Facial fractures are a common injury and occur to the most prominent portions of the face in the vast majority of cases. These include the nose, cheeks, and jaw as frequent sites of facial fractures.. Blunt trauma is the most common cause with fists, falls, sporting activities and automobile accidents being the most common causes.
Cheek bone fractures, technically known as zygomatico-maxillary complex (ZMC) fractures, happen frequently. The cheek bone is less prominent than the centrally positioned nose but it is the most protruding structure on the side of the face and there are two of them. The cheek bones are a unique facial bone because, although it is a sturdy stock of bone, it is attached to the eye superiorly, the upper jaw inferiorly and the temple posteriorly by relatively thin legs of bone. This is why it is often called a tripod fracture when it becomes broken. (even though technically there are four legs or attachments) Once impacted by enough force, the thinner legs break causing the body of the cheek bone to be pushed inward and usually downward as well. This flattens the cheek bone and causes a tremendous amount swelling and bruising, particularly around the eye area.

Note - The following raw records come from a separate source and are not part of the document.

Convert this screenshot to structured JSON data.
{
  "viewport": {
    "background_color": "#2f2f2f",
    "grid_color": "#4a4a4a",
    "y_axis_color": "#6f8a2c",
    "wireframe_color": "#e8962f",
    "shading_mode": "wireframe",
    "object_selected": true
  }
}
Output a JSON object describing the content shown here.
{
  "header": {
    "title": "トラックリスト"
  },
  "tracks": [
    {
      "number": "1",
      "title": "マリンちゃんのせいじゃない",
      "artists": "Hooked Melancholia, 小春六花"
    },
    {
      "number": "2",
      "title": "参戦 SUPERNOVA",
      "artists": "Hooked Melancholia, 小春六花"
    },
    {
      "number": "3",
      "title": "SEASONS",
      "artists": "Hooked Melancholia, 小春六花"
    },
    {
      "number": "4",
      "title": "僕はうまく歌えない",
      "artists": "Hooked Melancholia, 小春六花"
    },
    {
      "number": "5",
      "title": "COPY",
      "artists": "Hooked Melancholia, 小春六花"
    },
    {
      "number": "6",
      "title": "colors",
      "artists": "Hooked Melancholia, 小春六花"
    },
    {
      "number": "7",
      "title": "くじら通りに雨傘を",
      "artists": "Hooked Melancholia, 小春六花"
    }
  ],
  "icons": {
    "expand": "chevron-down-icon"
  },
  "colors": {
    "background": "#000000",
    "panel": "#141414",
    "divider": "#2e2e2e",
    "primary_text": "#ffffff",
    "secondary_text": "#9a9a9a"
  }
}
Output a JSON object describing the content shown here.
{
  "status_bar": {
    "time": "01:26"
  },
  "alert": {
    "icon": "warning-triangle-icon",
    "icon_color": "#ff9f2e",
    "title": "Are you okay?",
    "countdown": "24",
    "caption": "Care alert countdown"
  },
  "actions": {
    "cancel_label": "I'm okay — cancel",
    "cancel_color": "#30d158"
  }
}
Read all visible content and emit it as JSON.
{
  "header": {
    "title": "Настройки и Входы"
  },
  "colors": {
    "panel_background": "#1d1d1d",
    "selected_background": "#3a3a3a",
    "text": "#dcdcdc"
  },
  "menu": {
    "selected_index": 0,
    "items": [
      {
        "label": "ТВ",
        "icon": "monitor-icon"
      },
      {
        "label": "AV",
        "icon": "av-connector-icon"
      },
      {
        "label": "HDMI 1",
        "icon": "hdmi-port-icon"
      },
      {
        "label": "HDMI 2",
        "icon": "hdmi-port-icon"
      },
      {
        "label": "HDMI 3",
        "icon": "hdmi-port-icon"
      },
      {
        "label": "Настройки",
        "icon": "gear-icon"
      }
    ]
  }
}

This appears to be the exact injury suffered recently by Food Network TV host, Marc Summers, in Philadelphia. This story drew my attention not only because of the recognizeable facial injury pattern but because I have always liked his well known show, ‘Unwrapped’. So to ‘unwrap’ his facial injury, the mechanism as he described the events of his injury is a classic example of what can cause a ZMC fracture. Rapid deceleration with his face planted right up against the glass partition of a cab in a rainstorm is how the accident happened.
Because it is a natural reaction to turn one’s head even in the split-second of the event, the side of the face where the cheekbone is prominent slams into an immoveable object. The legs of the cheekbone fracture, pushing it inward and down into the maxillary sinus. This was described as ‘wiping out half of my face’ which is somewhat accurate. Fortunately this is a blunt injury where the bone is fractured but no soft tissue is lost. Despite the magnitude of this facial fracture, it can be successfully repaired through an incision inside the mouth with or without an external lower eyelid incision. It requires the cheek bone to be repositioned and then held there to heal with small titanium plates and screws.
Many ZMC fractures can be very successfully repaired and patients can have a complete recovery with no long-term sequelae or facial deformity. It will takes about six weeks for the cheek and eye area to resolve all of its swelling and up to three months for all feeling to return to the skin and teeth. May we wish March Summers a speedy and full recovery and look forward to seeing him again on the show later this year.
Dr. Barry Eppley